ATR is more confident that it could put a proposal to its shareholders next year outlining a larger turboprop design.
The airframer has been reluctant to discuss timing of a possible 90-seat aircraft - despite stressing its belief that there is a market for one - citing a distance between its own product policy and that of the potential engine manufacturers.
But chief executive Filippo Bagnato told Flight International in Paris last week that ATR had greater clarity about the technical situation.
"We've done some additional work with the engine manufacturer," he said. "Today they've progressed on the harmonisation between us and them."
He said "energy is cost" and the primary consideration was the economic performance of the aircraft. "That's something confirmed by all my customers," he added.
But ATR is confident that it is closing on a commitment to a larger aircraft. "We think in 2012 we'll have the elements for taking a decision," Bagnato said, but cautioned: "It's one thing to go to the shareholders - coming out is another."
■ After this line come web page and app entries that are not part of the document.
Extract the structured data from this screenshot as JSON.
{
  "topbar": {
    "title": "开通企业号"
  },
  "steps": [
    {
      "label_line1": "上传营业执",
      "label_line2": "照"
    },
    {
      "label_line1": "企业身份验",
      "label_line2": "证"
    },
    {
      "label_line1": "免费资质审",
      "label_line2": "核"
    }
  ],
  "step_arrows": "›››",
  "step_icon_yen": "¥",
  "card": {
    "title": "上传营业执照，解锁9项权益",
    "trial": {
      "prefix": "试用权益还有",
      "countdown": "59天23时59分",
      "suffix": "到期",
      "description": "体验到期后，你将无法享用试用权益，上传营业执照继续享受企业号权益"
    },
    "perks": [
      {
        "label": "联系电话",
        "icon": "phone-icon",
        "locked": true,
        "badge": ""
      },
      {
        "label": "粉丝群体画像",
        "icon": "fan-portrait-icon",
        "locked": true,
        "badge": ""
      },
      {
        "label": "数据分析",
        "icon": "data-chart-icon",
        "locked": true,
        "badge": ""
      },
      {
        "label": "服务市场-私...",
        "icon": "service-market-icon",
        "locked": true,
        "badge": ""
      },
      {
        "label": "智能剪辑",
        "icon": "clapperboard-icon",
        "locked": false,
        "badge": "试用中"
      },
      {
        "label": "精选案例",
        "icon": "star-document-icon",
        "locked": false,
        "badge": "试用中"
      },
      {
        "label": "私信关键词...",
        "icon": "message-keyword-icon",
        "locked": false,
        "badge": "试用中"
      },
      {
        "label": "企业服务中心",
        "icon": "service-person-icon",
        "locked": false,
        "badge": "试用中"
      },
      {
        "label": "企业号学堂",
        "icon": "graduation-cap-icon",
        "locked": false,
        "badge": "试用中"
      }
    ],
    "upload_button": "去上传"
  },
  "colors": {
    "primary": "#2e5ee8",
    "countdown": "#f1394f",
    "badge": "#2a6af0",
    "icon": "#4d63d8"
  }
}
While Bombardier also signalled last month that it was seriously looking at stretching its Q400, Bagnato insisted ATR was not being driven by its rival. Referring to an Italian term for counter-attack, he said: "We're not playing the 'contropiede' game."